Dataset rows describing interfaces:
----------

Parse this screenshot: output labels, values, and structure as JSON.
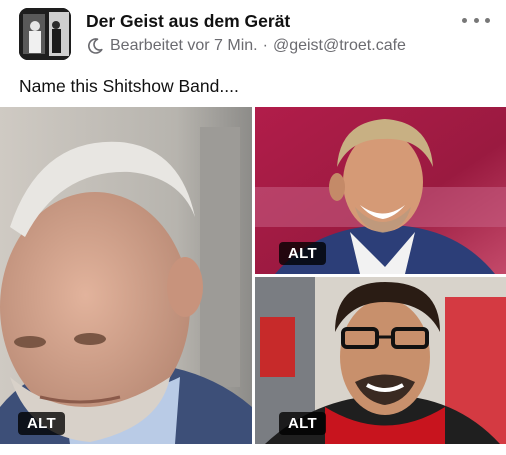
{
  "post": {
    "author": "Der Geist aus dem Gerät",
    "edited": "Bearbeitet vor 7 Min.",
    "separator": "·",
    "handle": "@geist@troet.cafe",
    "text": "Name this Shitshow Band...."
  },
  "icons": {
    "visibility": "moon-icon",
    "menu": "more-options-icon"
  },
  "media": [
    {
      "alt_label": "ALT"
    },
    {
      "alt_label": "ALT"
    },
    {
      "alt_label": "ALT"
    }
  ],
  "colors": {
    "text": "#111111",
    "meta": "#6b6b70",
    "alt_badge": "#000000"
  }
}
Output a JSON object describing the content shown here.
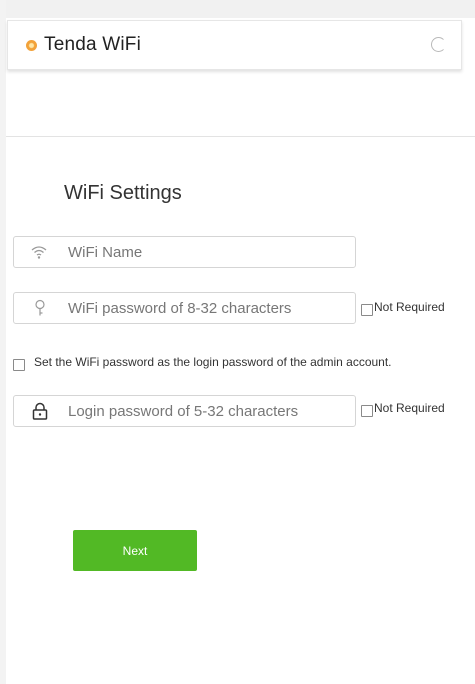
{
  "header": {
    "title": "Tenda WiFi",
    "logo_icon": "tenda-logo-icon",
    "refresh_icon": "refresh-icon"
  },
  "wifi_settings": {
    "title": "WiFi Settings",
    "wifi_name": {
      "placeholder": "WiFi Name",
      "value": "",
      "icon": "wifi-icon"
    },
    "wifi_password": {
      "placeholder": "WiFi password of 8-32 characters",
      "value": "",
      "icon": "key-icon"
    },
    "wifi_password_not_required": {
      "label": "Not Required",
      "checked": false
    },
    "same_as_admin": {
      "label": "Set the WiFi password as the login password of the admin account.",
      "checked": false
    },
    "login_password": {
      "placeholder": "Login password of 5-32 characters",
      "value": "",
      "icon": "lock-icon"
    },
    "login_password_not_required": {
      "label": "Not Required",
      "checked": false
    }
  },
  "actions": {
    "next_label": "Next"
  },
  "colors": {
    "accent": "#52b925",
    "logo": "#f2a23a"
  }
}
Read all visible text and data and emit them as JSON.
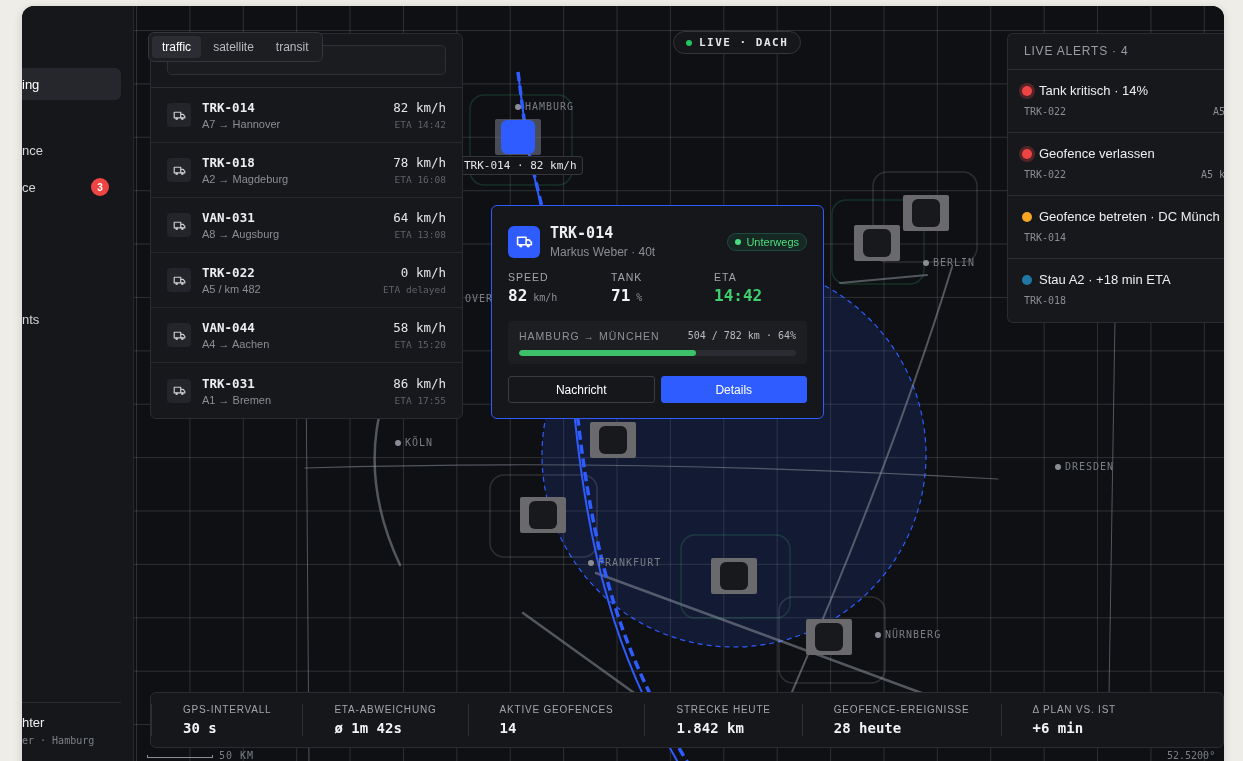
{
  "sidebar": {
    "items": [
      {
        "label": "ing",
        "selected": true
      },
      {
        "label": "nce",
        "selected": false
      },
      {
        "label": "ce",
        "selected": false,
        "badge": "3"
      },
      {
        "label": "nts",
        "selected": false
      }
    ],
    "user": {
      "name": "hter",
      "meta": "er · Hamburg"
    }
  },
  "map": {
    "live_badge": "LIVE · DACH",
    "cities": [
      "HAMBURG",
      "OVER",
      "BERLIN",
      "KÖLN",
      "DRESDEN",
      "FRANKFURT",
      "NÜRNBERG"
    ],
    "markers": [
      {
        "selected": true
      },
      {
        "selected": false
      },
      {
        "selected": false
      },
      {
        "selected": false
      },
      {
        "selected": false
      },
      {
        "selected": false
      },
      {
        "selected": false
      }
    ],
    "marker_label": "TRK-014 · 82 km/h",
    "scale": "50 KM",
    "coordinates": "52.5200°"
  },
  "map_tabs": [
    {
      "label": "traffic",
      "selected": true
    },
    {
      "label": "satellite",
      "selected": false
    },
    {
      "label": "transit",
      "selected": false
    }
  ],
  "vehicles": [
    {
      "id": "TRK-014",
      "route": "A7 → Hannover",
      "speed": "82 km/h",
      "eta": "ETA 14:42"
    },
    {
      "id": "TRK-018",
      "route": "A2 → Magdeburg",
      "speed": "78 km/h",
      "eta": "ETA 16:08"
    },
    {
      "id": "VAN-031",
      "route": "A8 → Augsburg",
      "speed": "64 km/h",
      "eta": "ETA 13:08"
    },
    {
      "id": "TRK-022",
      "route": "A5 / km 482",
      "speed": "0 km/h",
      "eta": "ETA delayed"
    },
    {
      "id": "VAN-044",
      "route": "A4 → Aachen",
      "speed": "58 km/h",
      "eta": "ETA 15:20"
    },
    {
      "id": "TRK-031",
      "route": "A1 → Bremen",
      "speed": "86 km/h",
      "eta": "ETA 17:55"
    }
  ],
  "popup": {
    "id": "TRK-014",
    "subtitle": "Markus Weber · 40t",
    "status": "Unterwegs",
    "stats": [
      {
        "label": "SPEED",
        "value": "82",
        "unit": "km/h",
        "accent": false
      },
      {
        "label": "TANK",
        "value": "71",
        "unit": "%",
        "accent": false
      },
      {
        "label": "ETA",
        "value": "14:42",
        "accent": true
      }
    ],
    "trip": {
      "route": "HAMBURG → MÜNCHEN",
      "progress": "504 / 782 km · 64%",
      "level": 0.64
    },
    "buttons": [
      {
        "label": "Nachricht",
        "kind": "secondary"
      },
      {
        "label": "Details",
        "kind": "primary"
      }
    ]
  },
  "alerts": {
    "title": "LIVE ALERTS · 4",
    "items": [
      {
        "title": "Tank kritisch · 14%",
        "vehicle": "TRK-022",
        "location": "A5",
        "color": "#ef4444",
        "critical": true
      },
      {
        "title": "Geofence verlassen",
        "vehicle": "TRK-022",
        "location": "A5 k",
        "color": "#ef4444",
        "critical": true
      },
      {
        "title": "Geofence betreten · DC Münch",
        "vehicle": "TRK-014",
        "color": "#f5a623",
        "critical": false
      },
      {
        "title": "Stau A2 · +18 min ETA",
        "vehicle": "TRK-018",
        "color": "#1f78a4",
        "critical": false
      }
    ]
  },
  "stats": [
    {
      "label": "GPS-INTERVALL",
      "value": "30 s"
    },
    {
      "label": "ETA-ABWEICHUNG",
      "value": "ø 1m 42s"
    },
    {
      "label": "AKTIVE GEOFENCES",
      "value": "14"
    },
    {
      "label": "STRECKE HEUTE",
      "value": "1.842 km"
    },
    {
      "label": "GEOFENCE-EREIGNISSE",
      "value": "28 heute"
    },
    {
      "label": "Δ PLAN VS. IST",
      "value": "+6 min"
    }
  ]
}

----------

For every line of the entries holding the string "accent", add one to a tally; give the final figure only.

4